In a recent study we have described variations in both clinical and pathological characteristics of patients with GI-NENs among European countries (Ramesh et al. 2023). Here, we specifically analyzed the impact of the patients´ sex on these factors. These data integrate very well with the current discussion of sex-related factors in cancer patients. Among the total of 1354 patients (626 women and 728 men) that were part of our present analysis, 289 (21.3%) were derived from Germany, 247 (18.2%) from France, 283 (20.9%) from Spain and 535 (39.5%) from the U.K. As described in the introduction section of this manuscript, GI-NEN belong to the rare diseases with an annual incidence of 0.48/100000 (Dasari et al. 2017; Lahner et al. 2022). In this context, we were able to examine a relatively large cohort of patients derived from the IQVIA’s Oncology Dynamics database, representing an important strength of this analysis. Nevertheless, we recognize important limitations of our study that clearly need to be discussed: Most importantly, many information is lacking. As an example, data on a potential hereditary background as well as data on the functional activity are not available within the Oncology Dynamics database. Moreover, due to recent changes in the WHO classification of NEN, at least some patients with NEC might have been misclassified and rather represent NET G3, it is therefore likely that the database might not be representative for the whole spectrum of GI-NENs. Moreover, it is important to note that the database only included patients who were treated with drugs and the questionnaire used was not specifically designed for the research being conducted. The database also has limitations such as missing information on genetic factors and socioeconomic status. Additionally, it should be kept in mind that this study can only show associations and not causality, and it does not compare to other established databases. Finally, there is a possibility that different presentation patterns may lead to the observed sex-based differences, and the limited availability of covariates documented in the study hinders the ability to control for confounding factors. Despite these limitations, the database has been used in many studies and has been found to be suitable for clinical research (Loosen et al. 2022a).

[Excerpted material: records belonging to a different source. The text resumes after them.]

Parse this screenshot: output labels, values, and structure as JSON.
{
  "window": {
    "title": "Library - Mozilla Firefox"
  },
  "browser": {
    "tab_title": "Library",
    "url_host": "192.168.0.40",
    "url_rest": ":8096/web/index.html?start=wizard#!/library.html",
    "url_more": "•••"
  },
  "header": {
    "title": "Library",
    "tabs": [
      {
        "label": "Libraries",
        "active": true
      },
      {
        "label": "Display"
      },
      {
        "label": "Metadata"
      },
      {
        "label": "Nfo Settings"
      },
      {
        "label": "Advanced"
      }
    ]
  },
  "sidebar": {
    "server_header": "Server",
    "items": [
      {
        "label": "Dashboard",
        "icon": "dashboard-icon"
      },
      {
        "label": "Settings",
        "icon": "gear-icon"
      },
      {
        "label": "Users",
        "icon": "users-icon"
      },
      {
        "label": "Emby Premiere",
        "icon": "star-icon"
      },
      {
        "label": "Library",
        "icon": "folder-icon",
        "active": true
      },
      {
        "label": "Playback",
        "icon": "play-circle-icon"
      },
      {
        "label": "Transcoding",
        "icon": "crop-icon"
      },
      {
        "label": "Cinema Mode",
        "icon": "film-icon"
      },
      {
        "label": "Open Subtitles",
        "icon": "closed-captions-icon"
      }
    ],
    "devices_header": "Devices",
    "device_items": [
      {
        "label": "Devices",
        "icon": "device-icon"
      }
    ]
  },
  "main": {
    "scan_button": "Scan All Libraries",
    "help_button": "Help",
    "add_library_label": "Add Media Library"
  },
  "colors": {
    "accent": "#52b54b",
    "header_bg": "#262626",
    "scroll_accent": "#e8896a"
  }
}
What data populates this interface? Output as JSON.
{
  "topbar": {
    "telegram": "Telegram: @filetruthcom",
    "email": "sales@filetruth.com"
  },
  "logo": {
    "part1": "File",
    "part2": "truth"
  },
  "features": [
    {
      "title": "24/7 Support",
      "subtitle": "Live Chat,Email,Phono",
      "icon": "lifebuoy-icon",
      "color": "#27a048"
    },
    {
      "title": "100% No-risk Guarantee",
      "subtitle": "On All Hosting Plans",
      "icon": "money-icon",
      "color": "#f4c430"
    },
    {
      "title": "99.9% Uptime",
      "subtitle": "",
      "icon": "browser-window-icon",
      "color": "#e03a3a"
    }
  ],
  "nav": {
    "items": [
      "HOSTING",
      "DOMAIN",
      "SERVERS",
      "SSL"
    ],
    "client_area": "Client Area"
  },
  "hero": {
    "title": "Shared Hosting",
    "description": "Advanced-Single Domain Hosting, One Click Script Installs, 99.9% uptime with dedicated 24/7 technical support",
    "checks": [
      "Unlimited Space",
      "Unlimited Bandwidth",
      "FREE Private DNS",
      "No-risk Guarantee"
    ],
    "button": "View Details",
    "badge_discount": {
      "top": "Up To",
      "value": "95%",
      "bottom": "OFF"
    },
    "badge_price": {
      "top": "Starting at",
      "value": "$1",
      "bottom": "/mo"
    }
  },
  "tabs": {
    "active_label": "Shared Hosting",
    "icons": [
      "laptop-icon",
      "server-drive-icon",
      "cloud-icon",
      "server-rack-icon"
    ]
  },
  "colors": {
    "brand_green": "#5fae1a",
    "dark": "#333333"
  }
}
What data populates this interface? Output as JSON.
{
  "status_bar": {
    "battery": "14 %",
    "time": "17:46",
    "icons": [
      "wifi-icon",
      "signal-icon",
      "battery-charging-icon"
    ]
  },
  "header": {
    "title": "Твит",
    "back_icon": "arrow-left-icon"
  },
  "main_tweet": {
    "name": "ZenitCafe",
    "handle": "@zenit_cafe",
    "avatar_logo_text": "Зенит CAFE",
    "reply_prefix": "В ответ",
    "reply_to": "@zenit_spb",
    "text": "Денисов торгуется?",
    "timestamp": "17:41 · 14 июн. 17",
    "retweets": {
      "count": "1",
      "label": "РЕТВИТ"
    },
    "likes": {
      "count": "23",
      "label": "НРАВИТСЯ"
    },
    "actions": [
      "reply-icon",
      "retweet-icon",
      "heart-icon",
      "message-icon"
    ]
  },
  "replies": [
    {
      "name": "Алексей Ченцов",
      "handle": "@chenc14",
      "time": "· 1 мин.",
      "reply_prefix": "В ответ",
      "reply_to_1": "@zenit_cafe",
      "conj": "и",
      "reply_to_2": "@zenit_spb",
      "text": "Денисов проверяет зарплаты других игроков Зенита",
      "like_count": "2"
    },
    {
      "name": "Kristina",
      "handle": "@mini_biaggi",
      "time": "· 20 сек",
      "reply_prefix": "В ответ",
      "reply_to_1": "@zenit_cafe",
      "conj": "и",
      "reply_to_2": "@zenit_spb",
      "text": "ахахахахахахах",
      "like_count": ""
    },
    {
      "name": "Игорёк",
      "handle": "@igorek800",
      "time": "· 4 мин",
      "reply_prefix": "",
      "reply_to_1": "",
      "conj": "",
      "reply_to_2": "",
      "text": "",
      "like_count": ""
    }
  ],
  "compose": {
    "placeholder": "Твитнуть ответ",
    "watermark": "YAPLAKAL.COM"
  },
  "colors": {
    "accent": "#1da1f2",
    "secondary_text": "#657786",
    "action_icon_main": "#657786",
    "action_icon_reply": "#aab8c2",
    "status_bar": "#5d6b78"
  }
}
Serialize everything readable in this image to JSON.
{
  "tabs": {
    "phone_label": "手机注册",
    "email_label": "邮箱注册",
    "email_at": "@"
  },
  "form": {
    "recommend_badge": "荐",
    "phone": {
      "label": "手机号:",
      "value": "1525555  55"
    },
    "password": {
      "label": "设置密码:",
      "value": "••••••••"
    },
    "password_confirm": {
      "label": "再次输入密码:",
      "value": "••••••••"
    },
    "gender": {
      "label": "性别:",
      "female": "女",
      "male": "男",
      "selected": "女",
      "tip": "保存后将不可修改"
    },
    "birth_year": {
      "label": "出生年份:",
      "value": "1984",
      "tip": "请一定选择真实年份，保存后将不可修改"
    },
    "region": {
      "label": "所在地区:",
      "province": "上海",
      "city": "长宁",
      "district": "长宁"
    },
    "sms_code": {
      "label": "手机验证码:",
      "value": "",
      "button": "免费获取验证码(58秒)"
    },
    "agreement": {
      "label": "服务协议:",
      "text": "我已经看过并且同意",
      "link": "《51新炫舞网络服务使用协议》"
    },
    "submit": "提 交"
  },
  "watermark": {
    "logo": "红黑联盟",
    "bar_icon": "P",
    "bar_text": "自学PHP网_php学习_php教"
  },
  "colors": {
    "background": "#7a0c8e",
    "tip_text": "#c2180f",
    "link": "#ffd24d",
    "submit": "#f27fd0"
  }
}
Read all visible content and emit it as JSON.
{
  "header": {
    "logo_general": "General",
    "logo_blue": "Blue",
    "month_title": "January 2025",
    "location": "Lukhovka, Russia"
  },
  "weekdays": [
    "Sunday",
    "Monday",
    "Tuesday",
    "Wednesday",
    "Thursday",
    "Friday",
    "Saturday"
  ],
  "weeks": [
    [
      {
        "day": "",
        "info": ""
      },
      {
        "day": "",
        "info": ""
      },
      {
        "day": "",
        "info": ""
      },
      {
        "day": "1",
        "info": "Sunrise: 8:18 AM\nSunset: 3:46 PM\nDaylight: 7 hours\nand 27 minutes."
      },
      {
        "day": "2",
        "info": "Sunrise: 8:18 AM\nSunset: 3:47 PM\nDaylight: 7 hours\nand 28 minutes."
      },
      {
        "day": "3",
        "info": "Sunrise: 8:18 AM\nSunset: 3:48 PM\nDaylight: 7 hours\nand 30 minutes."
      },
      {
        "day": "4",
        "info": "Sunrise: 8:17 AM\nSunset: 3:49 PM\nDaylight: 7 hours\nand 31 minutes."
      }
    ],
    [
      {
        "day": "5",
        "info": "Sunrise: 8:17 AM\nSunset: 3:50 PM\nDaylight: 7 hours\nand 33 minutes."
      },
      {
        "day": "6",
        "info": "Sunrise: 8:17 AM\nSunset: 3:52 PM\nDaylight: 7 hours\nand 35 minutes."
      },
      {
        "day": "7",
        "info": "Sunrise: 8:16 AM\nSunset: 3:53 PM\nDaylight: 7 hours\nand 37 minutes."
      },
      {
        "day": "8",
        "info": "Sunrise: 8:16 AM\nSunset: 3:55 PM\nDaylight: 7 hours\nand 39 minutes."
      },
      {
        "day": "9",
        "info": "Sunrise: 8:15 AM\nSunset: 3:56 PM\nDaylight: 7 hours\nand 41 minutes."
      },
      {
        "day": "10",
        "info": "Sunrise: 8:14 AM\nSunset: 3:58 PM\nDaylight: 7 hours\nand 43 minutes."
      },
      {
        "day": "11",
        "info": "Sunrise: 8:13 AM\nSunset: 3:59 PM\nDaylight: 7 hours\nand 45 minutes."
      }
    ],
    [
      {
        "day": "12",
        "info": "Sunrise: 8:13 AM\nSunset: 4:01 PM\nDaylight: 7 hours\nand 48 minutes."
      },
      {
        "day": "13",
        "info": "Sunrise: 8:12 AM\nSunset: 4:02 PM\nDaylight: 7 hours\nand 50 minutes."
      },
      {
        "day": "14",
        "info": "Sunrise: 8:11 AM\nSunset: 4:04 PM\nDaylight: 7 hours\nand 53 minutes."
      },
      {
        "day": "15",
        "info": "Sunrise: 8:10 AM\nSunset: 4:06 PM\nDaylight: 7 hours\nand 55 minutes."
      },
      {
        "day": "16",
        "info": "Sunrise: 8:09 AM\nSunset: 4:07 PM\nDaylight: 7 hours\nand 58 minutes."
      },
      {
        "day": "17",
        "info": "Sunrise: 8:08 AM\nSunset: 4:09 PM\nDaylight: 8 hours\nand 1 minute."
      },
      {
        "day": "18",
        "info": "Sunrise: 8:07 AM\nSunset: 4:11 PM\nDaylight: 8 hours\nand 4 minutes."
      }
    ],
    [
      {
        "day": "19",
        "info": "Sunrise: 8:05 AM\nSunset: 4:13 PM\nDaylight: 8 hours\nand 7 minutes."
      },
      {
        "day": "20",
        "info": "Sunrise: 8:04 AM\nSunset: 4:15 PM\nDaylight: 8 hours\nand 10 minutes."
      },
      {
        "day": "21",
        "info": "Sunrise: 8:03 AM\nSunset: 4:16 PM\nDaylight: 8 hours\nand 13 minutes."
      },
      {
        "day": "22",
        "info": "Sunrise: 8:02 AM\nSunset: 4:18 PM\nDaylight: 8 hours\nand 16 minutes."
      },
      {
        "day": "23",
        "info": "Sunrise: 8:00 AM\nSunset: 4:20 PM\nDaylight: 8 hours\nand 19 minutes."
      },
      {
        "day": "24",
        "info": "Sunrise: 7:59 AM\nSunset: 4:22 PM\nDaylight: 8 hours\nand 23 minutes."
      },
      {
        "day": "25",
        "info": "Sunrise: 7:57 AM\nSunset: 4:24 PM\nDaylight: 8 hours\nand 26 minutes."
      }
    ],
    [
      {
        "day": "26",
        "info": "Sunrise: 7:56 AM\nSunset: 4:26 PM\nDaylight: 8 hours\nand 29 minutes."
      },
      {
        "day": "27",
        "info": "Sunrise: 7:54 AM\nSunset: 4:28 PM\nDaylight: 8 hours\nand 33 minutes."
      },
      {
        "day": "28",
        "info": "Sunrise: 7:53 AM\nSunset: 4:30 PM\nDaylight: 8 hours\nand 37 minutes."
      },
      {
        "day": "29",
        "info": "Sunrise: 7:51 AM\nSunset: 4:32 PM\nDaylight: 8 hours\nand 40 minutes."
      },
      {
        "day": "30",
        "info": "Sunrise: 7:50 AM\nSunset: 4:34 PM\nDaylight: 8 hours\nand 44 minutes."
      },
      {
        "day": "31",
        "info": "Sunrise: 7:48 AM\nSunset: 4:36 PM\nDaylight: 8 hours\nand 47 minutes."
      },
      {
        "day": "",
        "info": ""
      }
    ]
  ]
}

In summary, our data highlight that GI-NENs demonstrate a higher proportion of females among low proliferative patients. In contrast to previous analyses, all other parameters including patients´ age, concomitant diseases, tumor origin, tumor stage, site of metastases, ECOG performance status and applied treatment were equally distributed between both sexes. The results presented here are important for getting a more complete picture on the epidemiology of GI-NENs and might trigger further epidemiological studies ultimately leading to a better clinical management of patients with NENs.